------ The input ------
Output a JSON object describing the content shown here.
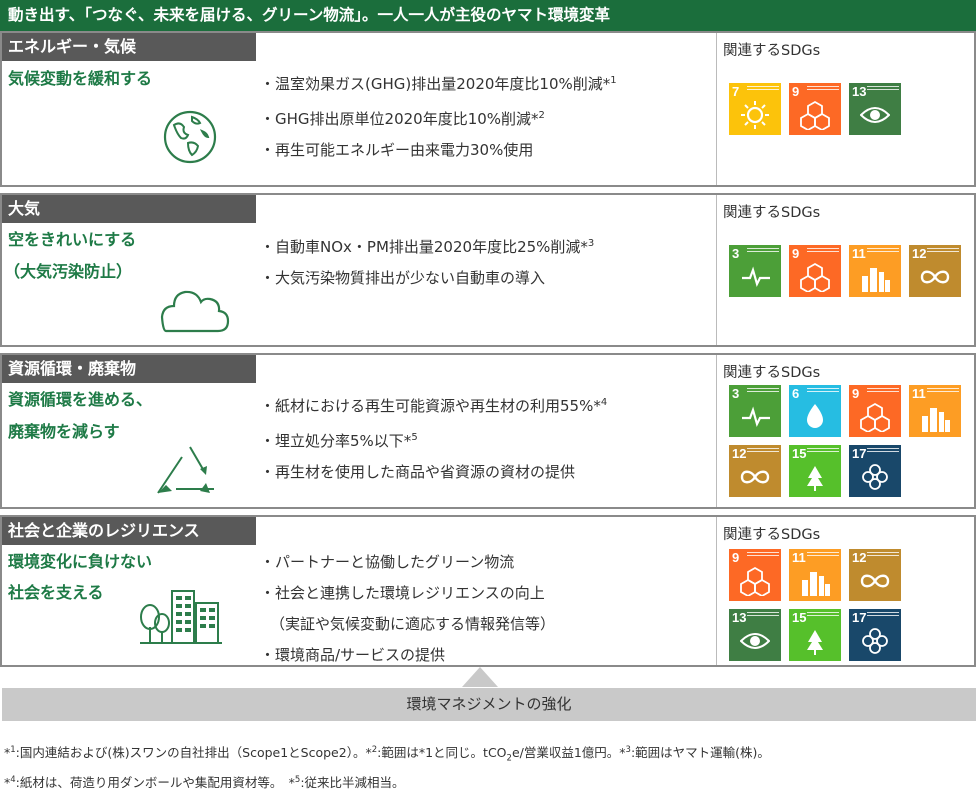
{
  "banner": "動き出す、「つなぐ、未来を届ける、グリーン物流」。一人一人が主役のヤマト環境変革",
  "sdg_heading": "関連するSDGs",
  "sections": [
    {
      "category": "エネルギー・気候",
      "goal_line1": "気候変動を緩和する",
      "goal_line2": "",
      "actions": [
        {
          "text": "・温室効果ガス(GHG)排出量2020年度比10%削減*",
          "sup": "1"
        },
        {
          "text": "・GHG排出原単位2020年度比10%削減*",
          "sup": "2"
        },
        {
          "text": "・再生可能エネルギー由来電力30%使用",
          "sup": ""
        }
      ],
      "sdgs": [
        "7",
        "9",
        "13"
      ]
    },
    {
      "category": "大気",
      "goal_line1": "空をきれいにする",
      "goal_line2": "（大気汚染防止）",
      "actions": [
        {
          "text": "・自動車NOx・PM排出量2020年度比25%削減*",
          "sup": "3"
        },
        {
          "text": "・大気汚染物質排出が少ない自動車の導入",
          "sup": ""
        }
      ],
      "sdgs": [
        "3",
        "9",
        "11",
        "12"
      ]
    },
    {
      "category": "資源循環・廃棄物",
      "goal_line1": "資源循環を進める、",
      "goal_line2": "廃棄物を減らす",
      "actions": [
        {
          "text": "・紙材における再生可能資源や再生材の利用55%*",
          "sup": "4"
        },
        {
          "text": "・埋立処分率5%以下*",
          "sup": "5"
        },
        {
          "text": "・再生材を使用した商品や省資源の資材の提供",
          "sup": ""
        }
      ],
      "sdgs": [
        "3",
        "6",
        "9",
        "11",
        "12",
        "15",
        "17"
      ]
    },
    {
      "category": "社会と企業のレジリエンス",
      "goal_line1": "環境変化に負けない",
      "goal_line2": "社会を支える",
      "actions": [
        {
          "text": "・パートナーと協働したグリーン物流",
          "sup": ""
        },
        {
          "text": "・社会と連携した環境レジリエンスの向上",
          "sup": ""
        },
        {
          "text": "（実証や気候変動に適応する情報発信等）",
          "sup": ""
        },
        {
          "text": "・環境商品/サービスの提供",
          "sup": ""
        }
      ],
      "sdgs": [
        "9",
        "11",
        "12",
        "13",
        "15",
        "17"
      ]
    }
  ],
  "sdg_colors": {
    "3": "#4c9f38",
    "6": "#26bde2",
    "7": "#fcc30b",
    "9": "#fd6925",
    "11": "#fd9d24",
    "12": "#bf8b2e",
    "13": "#3f7e44",
    "15": "#56c02b",
    "17": "#19486a"
  },
  "bottom_bar": "環境マネジメントの強化",
  "footnote1": {
    "a_sup": "1",
    "a": ":国内連結および(株)スワンの自社排出（Scope1とScope2）。",
    "b_sup": "2",
    "b": ":範囲は*1と同じ。tCO",
    "b_sub": "2",
    "b2": "e/営業収益1億円。",
    "c_sup": "3",
    "c": ":範囲はヤマト運輸(株)。"
  },
  "footnote2": {
    "a_sup": "4",
    "a": ":紙材は、荷造り用ダンボールや集配用資材等。",
    "b_sup": "5",
    "b": ":従来比半減相当。"
  }
}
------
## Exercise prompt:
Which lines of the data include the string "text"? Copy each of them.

## Result of the task:
          "text": "・温室効果ガス(GHG)排出量2020年度比10%削減*",
          "text": "・GHG排出原単位2020年度比10%削減*",
          "text": "・再生可能エネルギー由来電力30%使用",
          "text": "・自動車NOx・PM排出量2020年度比25%削減*",
          "text": "・大気汚染物質排出が少ない自動車の導入",
          "text": "・紙材における再生可能資源や再生材の利用55%*",
          "text": "・埋立処分率5%以下*",
          "text": "・再生材を使用した商品や省資源の資材の提供",
          "text": "・パートナーと協働したグリーン物流",
          "text": "・社会と連携した環境レジリエンスの向上",
          "text": "（実証や気候変動に適応する情報発信等）",
          "text": "・環境商品/サービスの提供",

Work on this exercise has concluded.